The Goliath was designed to be an expendable, mobile bomb. In other cases, it was used to clear mines and bunkers. Early models used batteries, but the life-span was short. Later versions were powered by a gasoline engine.
An operator controlled the vehicle via a telephone cable spooling out from the rear of the Goliath to a joystick control box. The length of the cable was 2,000 feet. This proved to be one of the its fatal flaws. Once Allies learned of the vehicles, they could easily sever the wire.
It took 5-6 men to prepare a Goliath for use. In Poland, an easy defense was discovered by putting simple blockades in the streets that would stop the Goliaths from moving forward.
Goliaths were used on every front fought by the Nazis.
* First Battle: Sevastopol - June 7, 1942
* Total Production: 7,579 units
* Speed: 5-12 miles
Hansen was born on the 31 July 1908 at Niebüll, Germany. Before joining the SS he was apprenticed to a locksmith. In 1933 he joined the SS-Verfügungstruppe and by 1939 was the commander of the 12th Company in the Leibstandarte SS Adolf Hitler. In 1941 he was awarded the German Cross in Gold and promoted to Sturmbannführer (Major), and given command of the II./1st Panzer Grenadier Regiment LSSAH. It was whilst commanding this battalion during the Third Battle of Kharkov on 28 March 1943 that he was awarded the Knight's Cross. His battalion broke through to Red Square in Kharkov, conducted house-to-house fighting and opened the way to the city centre, so that the northern part of Kharkov could be taken.
Hansen later went on to command the 1st SS Panzer Grenadier Regiment LSSAH. With his regiment he took part in the Ardennes Offensive and the offensive in Hungary, Operation Spring Awakening in 1945 during which he was awarded the Oak Leaves to his Knight's Cross.
He ended the war as a Standartenführer. Max Hansen died in the town of his birth on 7 March 1990.
Over the course of his career, Meyer was awarded the Knight's Cross of the Iron Cross with Oak Leaves and Swords, the third-highest military decoration for bravery of the Third Reich. Upon promotion on June 16 1944 at the age of 33 years, 5 months and 25 days Meyer became one of the youngest divisional commanders in the German Army during the Second World War.
In 'Blood and Honor' by Craig. W.H. Luther, Meyer is described as being 5'10", with 'penetrating' steel-blue eyes and an athletic build. Sepp Dietrich described Meyer as a 'passionate soldier, a classic example of an aggressive and ruthless SS Officer, he pushed his men and himself to the limit'. Meyer was a daring motorcyclist, and during his career favoured motorcycles for communicating with the troops he was commanding, from his actions as Company commander in France in 1940, through Russia, to Normandy, where in 1944 as commanding general of the 12th SS Panzer Division Hitlerjugend he regularly visited the front lines on a motorcycle. He sustained eighteen broken bones and four concussions during his career, testament to his daredevil personality.
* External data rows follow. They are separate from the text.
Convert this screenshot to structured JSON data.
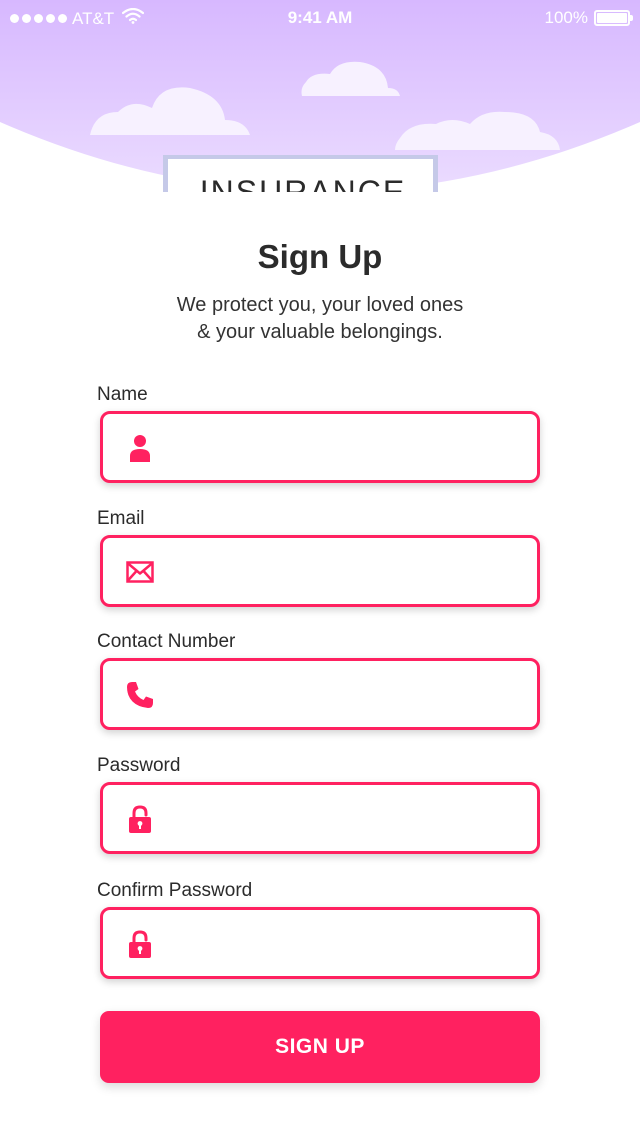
{
  "status_bar": {
    "carrier": "AT&T",
    "time": "9:41 AM",
    "battery": "100%"
  },
  "hero": {
    "sign_text": "INSURANCE"
  },
  "title": "Sign Up",
  "subtitle": {
    "line1": "We protect you, your loved ones",
    "line2": "& your valuable belongings."
  },
  "form": {
    "fields": [
      {
        "label": "Name",
        "icon": "user-icon",
        "value": ""
      },
      {
        "label": "Email",
        "icon": "envelope-icon",
        "value": ""
      },
      {
        "label": "Contact Number",
        "icon": "phone-icon",
        "value": ""
      },
      {
        "label": "Password",
        "icon": "lock-icon",
        "value": ""
      },
      {
        "label": "Confirm Password",
        "icon": "lock-icon",
        "value": ""
      }
    ],
    "submit_label": "SIGN UP"
  },
  "colors": {
    "accent": "#ff2160",
    "hero_top": "#d7b8ff",
    "hero_bottom": "#ebdcff"
  }
}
Meyer's record as a brave and daring officer was compromised by his conviction for war crimes committed during the heavy fighting around Caen in 1944, when he was accused of ordering troops under his command to give no quarter to Allied prisoners of war, after which his soldiers shot surrendered Canadians at Meyer's headquarters in Abbey Ardennes. Following the war, he served nine years in British and Canadian prisons. After his release, he became active in HIAG, an organisation for former members of the SS.
October 1944 - April 1945. The Nazi regime was desperate. The Russians were coming and there were no young men left. So old men were trained to defend Germany.